■ SUPPLIED MATERIAL ■
• • • •

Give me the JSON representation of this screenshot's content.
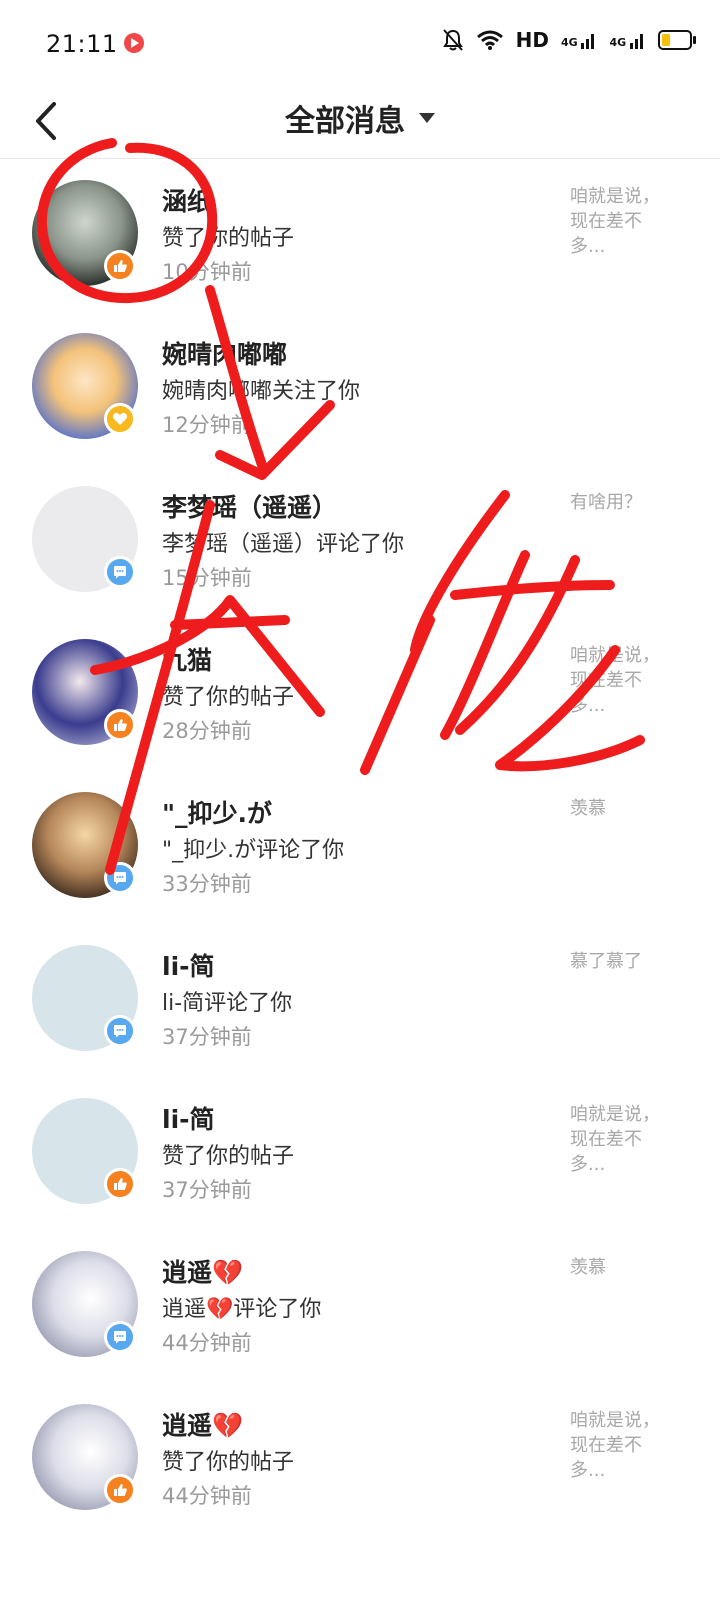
{
  "status_bar": {
    "time": "21:11",
    "hd_label": "HD",
    "net1": "4G",
    "net2": "4G",
    "battery_level_percent": 30,
    "battery_color": "#f4c20d"
  },
  "header": {
    "title": "全部消息"
  },
  "messages": [
    {
      "name": "涵纸",
      "action": "赞了你的帖子",
      "time": "10分钟前",
      "preview": "咱就是说，现在差不多...",
      "badge": "like"
    },
    {
      "name": "婉晴肉嘟嘟",
      "action": "婉晴肉嘟嘟关注了你",
      "time": "12分钟前",
      "preview": "",
      "badge": "follow"
    },
    {
      "name": "李梦瑶（遥遥）",
      "action": "李梦瑶（遥遥）评论了你",
      "time": "15分钟前",
      "preview": "有啥用？",
      "badge": "comment"
    },
    {
      "name": "九猫",
      "action": "赞了你的帖子",
      "time": "28分钟前",
      "preview": "咱就是说，现在差不多...",
      "badge": "like"
    },
    {
      "name": "\"_抑少.が",
      "action": "\"_抑少.が评论了你",
      "time": "33分钟前",
      "preview": "羡慕",
      "badge": "comment"
    },
    {
      "name": "li-简",
      "action": "li-简评论了你",
      "time": "37分钟前",
      "preview": "慕了慕了",
      "badge": "comment"
    },
    {
      "name": "li-简",
      "action": "赞了你的帖子",
      "time": "37分钟前",
      "preview": "咱就是说，现在差不多...",
      "badge": "like"
    },
    {
      "name": "逍遥💔",
      "action": "逍遥💔评论了你",
      "time": "44分钟前",
      "preview": "羡慕",
      "badge": "comment"
    },
    {
      "name": "逍遥💔",
      "action": "赞了你的帖子",
      "time": "44分钟前",
      "preview": "咱就是说，现在差不多...",
      "badge": "like"
    }
  ],
  "colors": {
    "like_badge": "#f5821f",
    "comment_badge": "#58a8ef",
    "follow_badge": "#f7b91e",
    "scribble": "#ee1c1c"
  }
}
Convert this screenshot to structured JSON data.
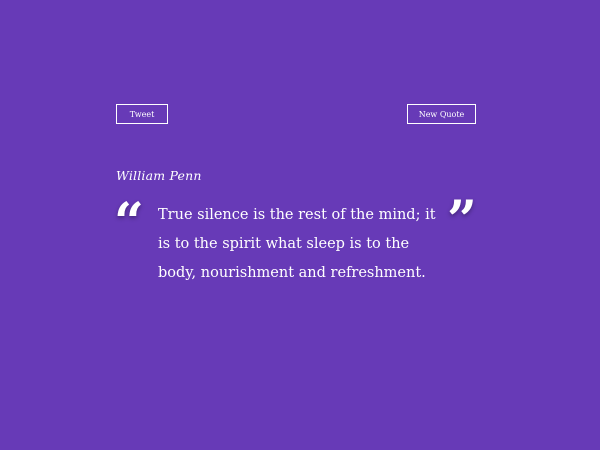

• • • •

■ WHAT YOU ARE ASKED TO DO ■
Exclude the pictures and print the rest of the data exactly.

■ COMPLETED EXERCISE ■
Give me the JSON representation of this screenshot's content.
{
  "status_bar": {
    "time": "21:11",
    "hd_label": "HD",
    "net1": "4G",
    "net2": "4G",
    "battery_level_percent": 30,
    "battery_color": "#f4c20d"
  },
  "header": {
    "title": "全部消息"
  },
  "messages": [
    {
      "name": "涵纸",
      "action": "赞了你的帖子",
      "time": "10分钟前",
      "preview": "咱就是说，现在差不多...",
      "badge": "like"
    },
    {
      "name": "婉晴肉嘟嘟",
      "action": "婉晴肉嘟嘟关注了你",
      "time": "12分钟前",
      "preview": "",
      "badge": "follow"
    },
    {
      "name": "李梦瑶（遥遥）",
      "action": "李梦瑶（遥遥）评论了你",
      "time": "15分钟前",
      "preview": "有啥用？",
      "badge": "comment"
    },
    {
      "name": "九猫",
      "action": "赞了你的帖子",
      "time": "28分钟前",
      "preview": "咱就是说，现在差不多...",
      "badge": "like"
    },
    {
      "name": "\"_抑少.が",
      "action": "\"_抑少.が评论了你",
      "time": "33分钟前",
      "preview": "羡慕",
      "badge": "comment"
    },
    {
      "name": "li-简",
      "action": "li-简评论了你",
      "time": "37分钟前",
      "preview": "慕了慕了",
      "badge": "comment"
    },
    {
      "name": "li-简",
      "action": "赞了你的帖子",
      "time": "37分钟前",
      "preview": "咱就是说，现在差不多...",
      "badge": "like"
    },
    {
      "name": "逍遥💔",
      "action": "逍遥💔评论了你",
      "time": "44分钟前",
      "preview": "羡慕",
      "badge": "comment"
    },
    {
      "name": "逍遥💔",
      "action": "赞了你的帖子",
      "time": "44分钟前",
      "preview": "咱就是说，现在差不多...",
      "badge": "like"
    }
  ],
  "colors": {
    "like_badge": "#f5821f",
    "comment_badge": "#58a8ef",
    "follow_badge": "#f7b91e",
    "scribble": "#ee1c1c"
  }
}
Convert this screenshot to structured JSON data.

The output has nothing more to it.